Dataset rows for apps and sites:
# # # #

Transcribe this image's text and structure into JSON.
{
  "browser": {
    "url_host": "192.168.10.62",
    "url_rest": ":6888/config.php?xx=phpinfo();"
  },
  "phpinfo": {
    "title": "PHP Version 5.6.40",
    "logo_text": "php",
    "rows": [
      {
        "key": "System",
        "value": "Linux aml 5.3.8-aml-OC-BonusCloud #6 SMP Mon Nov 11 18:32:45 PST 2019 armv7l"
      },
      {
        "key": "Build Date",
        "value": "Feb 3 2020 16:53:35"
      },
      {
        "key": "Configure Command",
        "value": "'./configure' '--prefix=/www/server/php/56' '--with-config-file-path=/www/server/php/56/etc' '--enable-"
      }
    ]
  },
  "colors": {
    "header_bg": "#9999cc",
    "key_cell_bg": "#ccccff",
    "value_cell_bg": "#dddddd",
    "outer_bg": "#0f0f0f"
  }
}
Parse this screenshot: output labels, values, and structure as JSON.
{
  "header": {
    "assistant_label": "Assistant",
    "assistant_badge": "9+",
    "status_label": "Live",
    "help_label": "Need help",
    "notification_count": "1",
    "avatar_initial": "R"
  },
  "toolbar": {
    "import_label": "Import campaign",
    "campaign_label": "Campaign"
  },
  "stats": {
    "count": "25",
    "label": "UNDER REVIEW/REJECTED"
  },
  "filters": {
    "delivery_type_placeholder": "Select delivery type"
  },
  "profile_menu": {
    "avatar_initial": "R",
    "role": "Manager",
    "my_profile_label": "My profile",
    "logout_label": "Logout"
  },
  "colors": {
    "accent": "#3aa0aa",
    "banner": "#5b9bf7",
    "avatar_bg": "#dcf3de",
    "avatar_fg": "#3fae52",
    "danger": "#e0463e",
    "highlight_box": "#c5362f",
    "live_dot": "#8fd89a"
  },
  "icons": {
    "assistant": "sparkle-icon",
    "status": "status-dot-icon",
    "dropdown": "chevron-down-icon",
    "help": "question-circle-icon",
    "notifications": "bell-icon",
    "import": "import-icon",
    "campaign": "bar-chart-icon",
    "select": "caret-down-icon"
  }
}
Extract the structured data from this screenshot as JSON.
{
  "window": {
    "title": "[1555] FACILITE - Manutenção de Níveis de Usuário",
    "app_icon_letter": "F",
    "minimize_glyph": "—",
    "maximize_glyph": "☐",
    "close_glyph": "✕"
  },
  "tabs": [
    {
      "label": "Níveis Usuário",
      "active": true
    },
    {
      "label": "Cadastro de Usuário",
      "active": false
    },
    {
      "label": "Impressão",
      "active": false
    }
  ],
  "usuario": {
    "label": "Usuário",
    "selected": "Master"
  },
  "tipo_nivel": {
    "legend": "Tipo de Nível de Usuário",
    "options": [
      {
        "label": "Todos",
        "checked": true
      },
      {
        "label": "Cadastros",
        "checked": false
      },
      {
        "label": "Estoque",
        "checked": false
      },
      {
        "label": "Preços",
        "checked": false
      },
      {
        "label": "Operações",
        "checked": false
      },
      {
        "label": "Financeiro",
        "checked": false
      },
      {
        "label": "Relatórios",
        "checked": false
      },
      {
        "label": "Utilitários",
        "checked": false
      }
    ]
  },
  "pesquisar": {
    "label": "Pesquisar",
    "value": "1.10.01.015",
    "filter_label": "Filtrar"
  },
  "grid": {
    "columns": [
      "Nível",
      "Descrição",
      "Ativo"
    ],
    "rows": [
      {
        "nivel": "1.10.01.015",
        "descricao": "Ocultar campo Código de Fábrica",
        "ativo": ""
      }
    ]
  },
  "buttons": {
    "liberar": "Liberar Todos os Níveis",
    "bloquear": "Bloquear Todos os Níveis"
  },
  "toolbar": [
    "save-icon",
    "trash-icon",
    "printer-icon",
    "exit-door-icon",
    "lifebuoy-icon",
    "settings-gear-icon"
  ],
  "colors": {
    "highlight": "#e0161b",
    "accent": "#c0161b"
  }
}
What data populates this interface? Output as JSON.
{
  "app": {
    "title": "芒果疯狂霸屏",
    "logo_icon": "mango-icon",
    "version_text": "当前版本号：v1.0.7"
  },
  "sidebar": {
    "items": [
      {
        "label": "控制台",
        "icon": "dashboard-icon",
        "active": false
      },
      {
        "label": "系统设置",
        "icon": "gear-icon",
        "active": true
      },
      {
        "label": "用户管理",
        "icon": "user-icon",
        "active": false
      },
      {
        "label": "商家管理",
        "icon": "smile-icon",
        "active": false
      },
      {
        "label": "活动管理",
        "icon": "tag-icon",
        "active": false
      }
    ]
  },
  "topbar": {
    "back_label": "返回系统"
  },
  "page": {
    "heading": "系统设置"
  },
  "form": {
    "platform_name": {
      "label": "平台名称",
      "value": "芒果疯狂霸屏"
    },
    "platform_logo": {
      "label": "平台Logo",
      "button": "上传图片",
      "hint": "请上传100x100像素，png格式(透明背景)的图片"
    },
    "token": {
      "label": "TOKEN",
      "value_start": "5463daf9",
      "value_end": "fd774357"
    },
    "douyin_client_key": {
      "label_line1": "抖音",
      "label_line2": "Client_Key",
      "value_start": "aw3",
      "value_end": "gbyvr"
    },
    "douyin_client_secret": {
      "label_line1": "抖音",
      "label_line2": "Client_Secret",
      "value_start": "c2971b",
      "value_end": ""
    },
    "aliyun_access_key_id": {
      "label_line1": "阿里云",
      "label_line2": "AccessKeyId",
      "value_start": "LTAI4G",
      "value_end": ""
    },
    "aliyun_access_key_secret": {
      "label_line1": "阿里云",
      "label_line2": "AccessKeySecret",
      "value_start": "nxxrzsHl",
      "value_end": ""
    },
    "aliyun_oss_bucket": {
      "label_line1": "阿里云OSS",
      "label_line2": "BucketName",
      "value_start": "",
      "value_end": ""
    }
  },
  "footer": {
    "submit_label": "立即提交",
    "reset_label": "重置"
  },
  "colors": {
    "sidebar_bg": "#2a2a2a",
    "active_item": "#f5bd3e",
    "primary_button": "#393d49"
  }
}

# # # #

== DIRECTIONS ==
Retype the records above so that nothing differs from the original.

== ANSWER BOX ==
Transcribe this image's text and structure into JSON.
{
  "browser": {
    "url_host": "192.168.10.62",
    "url_rest": ":6888/config.php?xx=phpinfo();"
  },
  "phpinfo": {
    "title": "PHP Version 5.6.40",
    "logo_text": "php",
    "rows": [
      {
        "key": "System",
        "value": "Linux aml 5.3.8-aml-OC-BonusCloud #6 SMP Mon Nov 11 18:32:45 PST 2019 armv7l"
      },
      {
        "key": "Build Date",
        "value": "Feb 3 2020 16:53:35"
      },
      {
        "key": "Configure Command",
        "value": "'./configure' '--prefix=/www/server/php/56' '--with-config-file-path=/www/server/php/56/etc' '--enable-"
      }
    ]
  },
  "colors": {
    "header_bg": "#9999cc",
    "key_cell_bg": "#ccccff",
    "value_cell_bg": "#dddddd",
    "outer_bg": "#0f0f0f"
  }
}
Parse this screenshot: output labels, values, and structure as JSON.
{
  "header": {
    "assistant_label": "Assistant",
    "assistant_badge": "9+",
    "status_label": "Live",
    "help_label": "Need help",
    "notification_count": "1",
    "avatar_initial": "R"
  },
  "toolbar": {
    "import_label": "Import campaign",
    "campaign_label": "Campaign"
  },
  "stats": {
    "count": "25",
    "label": "UNDER REVIEW/REJECTED"
  },
  "filters": {
    "delivery_type_placeholder": "Select delivery type"
  },
  "profile_menu": {
    "avatar_initial": "R",
    "role": "Manager",
    "my_profile_label": "My profile",
    "logout_label": "Logout"
  },
  "colors": {
    "accent": "#3aa0aa",
    "banner": "#5b9bf7",
    "avatar_bg": "#dcf3de",
    "avatar_fg": "#3fae52",
    "danger": "#e0463e",
    "highlight_box": "#c5362f",
    "live_dot": "#8fd89a"
  },
  "icons": {
    "assistant": "sparkle-icon",
    "status": "status-dot-icon",
    "dropdown": "chevron-down-icon",
    "help": "question-circle-icon",
    "notifications": "bell-icon",
    "import": "import-icon",
    "campaign": "bar-chart-icon",
    "select": "caret-down-icon"
  }
}
Extract the structured data from this screenshot as JSON.
{
  "window": {
    "title": "[1555] FACILITE - Manutenção de Níveis de Usuário",
    "app_icon_letter": "F",
    "minimize_glyph": "—",
    "maximize_glyph": "☐",
    "close_glyph": "✕"
  },
  "tabs": [
    {
      "label": "Níveis Usuário",
      "active": true
    },
    {
      "label": "Cadastro de Usuário",
      "active": false
    },
    {
      "label": "Impressão",
      "active": false
    }
  ],
  "usuario": {
    "label": "Usuário",
    "selected": "Master"
  },
  "tipo_nivel": {
    "legend": "Tipo de Nível de Usuário",
    "options": [
      {
        "label": "Todos",
        "checked": true
      },
      {
        "label": "Cadastros",
        "checked": false
      },
      {
        "label": "Estoque",
        "checked": false
      },
      {
        "label": "Preços",
        "checked": false
      },
      {
        "label": "Operações",
        "checked": false
      },
      {
        "label": "Financeiro",
        "checked": false
      },
      {
        "label": "Relatórios",
        "checked": false
      },
      {
        "label": "Utilitários",
        "checked": false
      }
    ]
  },
  "pesquisar": {
    "label": "Pesquisar",
    "value": "1.10.01.015",
    "filter_label": "Filtrar"
  },
  "grid": {
    "columns": [
      "Nível",
      "Descrição",
      "Ativo"
    ],
    "rows": [
      {
        "nivel": "1.10.01.015",
        "descricao": "Ocultar campo Código de Fábrica",
        "ativo": ""
      }
    ]
  },
  "buttons": {
    "liberar": "Liberar Todos os Níveis",
    "bloquear": "Bloquear Todos os Níveis"
  },
  "toolbar": [
    "save-icon",
    "trash-icon",
    "printer-icon",
    "exit-door-icon",
    "lifebuoy-icon",
    "settings-gear-icon"
  ],
  "colors": {
    "highlight": "#e0161b",
    "accent": "#c0161b"
  }
}
What data populates this interface? Output as JSON.
{
  "app": {
    "title": "芒果疯狂霸屏",
    "logo_icon": "mango-icon",
    "version_text": "当前版本号：v1.0.7"
  },
  "sidebar": {
    "items": [
      {
        "label": "控制台",
        "icon": "dashboard-icon",
        "active": false
      },
      {
        "label": "系统设置",
        "icon": "gear-icon",
        "active": true
      },
      {
        "label": "用户管理",
        "icon": "user-icon",
        "active": false
      },
      {
        "label": "商家管理",
        "icon": "smile-icon",
        "active": false
      },
      {
        "label": "活动管理",
        "icon": "tag-icon",
        "active": false
      }
    ]
  },
  "topbar": {
    "back_label": "返回系统"
  },
  "page": {
    "heading": "系统设置"
  },
  "form": {
    "platform_name": {
      "label": "平台名称",
      "value": "芒果疯狂霸屏"
    },
    "platform_logo": {
      "label": "平台Logo",
      "button": "上传图片",
      "hint": "请上传100x100像素，png格式(透明背景)的图片"
    },
    "token": {
      "label": "TOKEN",
      "value_start": "5463daf9",
      "value_end": "fd774357"
    },
    "douyin_client_key": {
      "label_line1": "抖音",
      "label_line2": "Client_Key",
      "value_start": "aw3",
      "value_end": "gbyvr"
    },
    "douyin_client_secret": {
      "label_line1": "抖音",
      "label_line2": "Client_Secret",
      "value_start": "c2971b",
      "value_end": ""
    },
    "aliyun_access_key_id": {
      "label_line1": "阿里云",
      "label_line2": "AccessKeyId",
      "value_start": "LTAI4G",
      "value_end": ""
    },
    "aliyun_access_key_secret": {
      "label_line1": "阿里云",
      "label_line2": "AccessKeySecret",
      "value_start": "nxxrzsHl",
      "value_end": ""
    },
    "aliyun_oss_bucket": {
      "label_line1": "阿里云OSS",
      "label_line2": "BucketName",
      "value_start": "",
      "value_end": ""
    }
  },
  "footer": {
    "submit_label": "立即提交",
    "reset_label": "重置"
  },
  "colors": {
    "sidebar_bg": "#2a2a2a",
    "active_item": "#f5bd3e",
    "primary_button": "#393d49"
  }
}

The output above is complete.